__Directions__
Tally the lines in the following entries that include the word "number"; state only the total.

Data records for software interfaces
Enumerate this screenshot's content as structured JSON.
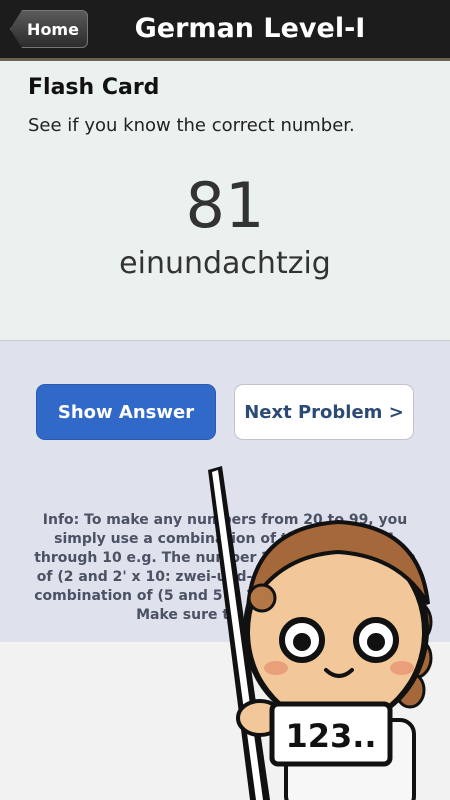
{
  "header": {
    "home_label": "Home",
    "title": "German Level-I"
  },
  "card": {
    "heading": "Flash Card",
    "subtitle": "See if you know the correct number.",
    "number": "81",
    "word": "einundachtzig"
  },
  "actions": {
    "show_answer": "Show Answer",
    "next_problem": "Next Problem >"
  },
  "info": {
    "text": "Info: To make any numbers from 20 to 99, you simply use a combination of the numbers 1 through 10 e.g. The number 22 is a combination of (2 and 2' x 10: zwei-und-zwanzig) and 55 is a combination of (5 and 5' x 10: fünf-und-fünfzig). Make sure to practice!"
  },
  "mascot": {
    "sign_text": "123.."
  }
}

__Task output__
3